Let’s say you have $5,000 in a savings account that earns 0% interest. In a year’s time, your $5,000 will still be… $5,000.
Let’s say you instead put that $5,000 into an American Express Personal Savings account that–as of this writing–earns 1.70% in interest. In one year, your $5,000 will have increased to $5,085.67. That means you earned $85.67 just by having your money in a high-interest account.
And you didn’t have to do anything! I’m a big fan of earning money while doing nothing. I mean, is anybody not a fan of that? Apparently so, because anyone who uses a low (or no) interest savings account is NOT making money while doing nothing. Don’t be that person. Be the person who earns money while you sleep. Rack up the interest and prosper. More about high-interest savings accounts, as well as the ones I recommend, is here: The Best High Interest Rate Online Savings Accounts.
How To Read A Frugalwoods Expense Report
The below is an itemization of every single dollar we spent over the course of the last month. I share this because it’s the most transparent articulation of how we allocate our resources and adhere to a lifestyle of extreme frugality.
Want to know how we manage the rest of our monies? Look no further than Why We Don’t Micromanage Our Money. We also own a rental property in MA, which I discuss here. Why do we save so much and spend so little? It’s all in service of our goal to reach financial independence and move to a homestead in the woods (which happened in May!!).
For us, embracing frugality is a joyful, longterm choice. We prefer a simple life to one filled with consumerism and we spend only on the things that matter most to us. Our approach isn’t one of miserly deprivation; to the contrary, we live a luxuriously frugal existence.
Interested in how we keep costs so low? Check out How We Save 65% Annually. If you’re up for some hardcore frugal adventuring, take my Uber Frugal Month Challenge, and, see how we did one year later in How A Year Of Extreme Frugality Changed Us.
But Mrs. Frugalwoods, Don’t You Pay For X, Y, Or Even Z????
Wondering about common expenses that you don’t see listed below? Our August 2015 expense report has the answers you seek! Plus, as I explained here, we pay bills in full the month we receive them–that’s why you won’t see monthly payments for things like car insurance or property taxes.
Alright you frugal money voyeurs, feast your eyes on every dollar we spent in October:
|Groceries||$556.37||Ugh, I really miss Market Basket…|
|Household supplies||$188.02||All non-food household and farm supplies, including such thrilling things as toilet paper, dog food, and dental floss.|
|50lbs of rolled and steel cut oats||$120.97||Our first foray into buying massive quantities of grain on the internet.|

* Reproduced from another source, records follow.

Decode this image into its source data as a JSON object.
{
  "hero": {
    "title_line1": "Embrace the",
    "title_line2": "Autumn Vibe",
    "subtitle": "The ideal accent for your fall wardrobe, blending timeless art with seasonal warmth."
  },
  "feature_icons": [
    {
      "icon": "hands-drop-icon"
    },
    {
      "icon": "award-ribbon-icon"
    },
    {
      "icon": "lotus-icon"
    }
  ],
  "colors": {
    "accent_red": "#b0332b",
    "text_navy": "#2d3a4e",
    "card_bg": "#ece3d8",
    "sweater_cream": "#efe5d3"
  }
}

|Arctic muck boots||$92.76||Mr. FW’s new boots. They are WARM and super tall. A boon for snowy weather work.|
|Electrical and plumbing supplies||$85.75||The last remaining supplies for Mr. FW’s fabulous installation of our fabulous dishwasher, which works fabulously.|
|Internet||$74.00||Gotta love our fiber internet out here in the woods!|
|Doctor visit co-pays||$40.00||Mr. FW and I both had our annual exams this month.|
|Gasoline for car||$34.95||Have I mentioned lately how much I adore our Prius? Gas mileage for the win!!!|
|Snow broom and leather water sealer||$32.45||This is the snow broom/ice scraper we got.|
|Work mittens and winter work gloves||$30.04||Mr. FW’s hands will be well warmed while he works in winter, whilst whistling Wilco in the wilderness of our woods. With a wallaby.|
|Snow tire swap||$25.00||Swapping the Subaru’s regular tires for snow tires… something we will do ourselves in the future.|
|Waste oil container||$10.47||For changing the oil on both cars.|